According to information published on the www.techradar.com page.
It’s not novel to say that test automation helps companies deliver better software in shorter cycles. Pretty much everyone according to a study last year uses ‘some’ form of it today – though exactly how much of it they use is an entirely different matter.
In another study, 79% of testers said that up to 40% of their software goes to market without being properly tested. If you ask CEOs, four out of ten say that over-reliance on manual testing is a big reason why, in addition to a lack of skilled developers and insufficient time.
This hasn’t translated into any sizable concern, though, because 85% of CEOs think it’s within the acceptable realm to release software that hasn’t been properly tested. Where things get contradictory is 95% of those same CEOs fearing job loss post-software failure.
There’s clearly a disconnect here between QA teams and C-Suite. The reason? These two camps speak very, very different languages. So how can QA teams communicate to C-Suite executives that improperly tested software isn’t a good idea?
Vice President at Leapwork.
The art of persuasion
Convincing C-Suite executives that test automation is a good thing is like convincing people that vegetables should be in their diet. You want to make the conversation about how they can maximize their chances at survival (and yes, you really should eat that broccoli).
Bear in mind that C-Suite executives – your CEO, CFO, or CIO – are far removed from the ins and outs of software testing. They speak in terms of the bigger picture, which among other things includes cost, quality, and time to market. All of these can be significantly affected by software testing.
The good news is that it doesn’t take long to prove that point. In 2017, a four-hour AWS outage ended up costing S&P 500 companies $150 million, all because of one single typo made by a developer while bug fixing (yes, ironic). When you break this down further and realize that this means $37,500,000 lost per hour, it’s easy to see the magnitude of damage that can be caused in such little time.
People can quite literally die from buggy software, too. The most infamous example? Boeing’s 737 Max, whose faulty MCAS software (among other reasons) caused two tragic crashes and 346 lost lives.
Even in blockbuster entertainment, we’ve seen how bad QA can cost companies millions of dollars in both lawsuits and refunds.

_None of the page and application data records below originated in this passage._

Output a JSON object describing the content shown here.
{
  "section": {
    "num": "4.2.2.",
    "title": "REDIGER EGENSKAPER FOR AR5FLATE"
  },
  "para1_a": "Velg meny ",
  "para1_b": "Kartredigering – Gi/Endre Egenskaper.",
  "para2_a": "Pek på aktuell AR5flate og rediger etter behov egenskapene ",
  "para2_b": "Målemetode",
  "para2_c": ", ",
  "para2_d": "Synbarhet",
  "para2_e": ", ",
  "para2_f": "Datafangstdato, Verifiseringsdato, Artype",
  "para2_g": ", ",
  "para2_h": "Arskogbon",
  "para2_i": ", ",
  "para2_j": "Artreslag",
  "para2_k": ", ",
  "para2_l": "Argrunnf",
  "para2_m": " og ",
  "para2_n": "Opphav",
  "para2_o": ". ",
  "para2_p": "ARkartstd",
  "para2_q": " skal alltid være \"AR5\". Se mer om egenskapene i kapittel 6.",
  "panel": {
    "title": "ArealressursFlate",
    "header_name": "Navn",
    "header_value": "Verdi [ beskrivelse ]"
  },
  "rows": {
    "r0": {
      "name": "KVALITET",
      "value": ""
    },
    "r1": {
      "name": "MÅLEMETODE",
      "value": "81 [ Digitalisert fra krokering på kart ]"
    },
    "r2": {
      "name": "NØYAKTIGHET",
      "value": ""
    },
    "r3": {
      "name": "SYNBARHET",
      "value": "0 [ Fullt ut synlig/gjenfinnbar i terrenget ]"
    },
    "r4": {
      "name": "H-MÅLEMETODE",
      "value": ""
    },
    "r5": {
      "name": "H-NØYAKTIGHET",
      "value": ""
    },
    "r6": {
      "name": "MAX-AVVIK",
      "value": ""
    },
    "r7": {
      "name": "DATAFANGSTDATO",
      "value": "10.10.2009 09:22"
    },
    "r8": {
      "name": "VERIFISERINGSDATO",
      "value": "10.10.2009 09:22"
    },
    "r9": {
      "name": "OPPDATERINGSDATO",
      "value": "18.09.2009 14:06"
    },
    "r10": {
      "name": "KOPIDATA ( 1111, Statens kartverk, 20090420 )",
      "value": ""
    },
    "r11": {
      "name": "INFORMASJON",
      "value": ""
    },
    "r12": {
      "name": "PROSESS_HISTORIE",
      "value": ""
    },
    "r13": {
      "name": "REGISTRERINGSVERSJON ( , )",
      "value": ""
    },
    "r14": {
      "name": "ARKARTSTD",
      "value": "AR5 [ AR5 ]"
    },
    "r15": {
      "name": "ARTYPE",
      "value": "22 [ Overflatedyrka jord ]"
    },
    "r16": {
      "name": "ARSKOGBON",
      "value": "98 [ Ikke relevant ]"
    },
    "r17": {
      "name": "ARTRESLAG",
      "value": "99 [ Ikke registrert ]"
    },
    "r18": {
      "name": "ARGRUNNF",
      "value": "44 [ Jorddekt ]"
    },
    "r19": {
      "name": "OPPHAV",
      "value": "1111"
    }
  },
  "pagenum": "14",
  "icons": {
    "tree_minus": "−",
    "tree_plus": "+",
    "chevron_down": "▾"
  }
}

That’s exactly what happened to 2020’s infamous Cyberpunk 2077, a video game so plagued by bad code that Sony removed it from sale on the PlayStation store.
There are lots of ways to justify the urgency of good software QA to C-Suite executives, but the point is that without it, poor-quality software can grind businesses to a halt, decimate share price and sales, as well as prompt job losses, cyber breaches, unhappy customers, and even loss of life.
How to talk about Quality Assurance “the C-Suite way”
Think of talking to C-Suite executives about quality assurance and test automation like a sales pitch.
Keep communication clear and concise. Remember, each member of the C-Suite has lots of demands competing for their attention. Think about the headline you want executives to see front and center, e.g. “If we don’t test our software properly, we’re going to lose a lot of money and get torn up by litigation.”
Show them the bigger picture! CEOs worry about delayed product launches and excessive costs; testers stress about unhappy customers and a loss of brand reputation. Your job as the QA team is to connect the dots and explain how the latter can result in the former.
Skip the jargon! The term ‘technobabble’ exists for a reason. The moment you start uttering terms like ‘regression tests’, you’ve lost the executives.
Use data and show value. If you’re trying to argue the case for more test automation in your organization, don’t walk in unprepared. The C-Suite will inevitably want to see industry data and case studies that justify the transition and show measurable business outcomes.
Be prepared for the questions they will ask: Executives will ask why any automation tools warrant prioritizing as an investment, how the solution complies with regulations, how secure it is, what additional resources the team will need. Be direct and realistic about these, and be ready to counter objections made regarding budget, familiarity with existing processes, and IT concerns.
Quality software must be treated as a fundamental pillar of business success, but the trick is to not assume your C-Suite understands from the get-go how test automation will get your organization there. At a time when the skills gap is on every IT department’s minds, taking approaches to test automation that rely on less coding is vital to mitigating risk and supercharging innovation. Just please don’t talk about regression tests.
We’ve featured the best monitor for programming.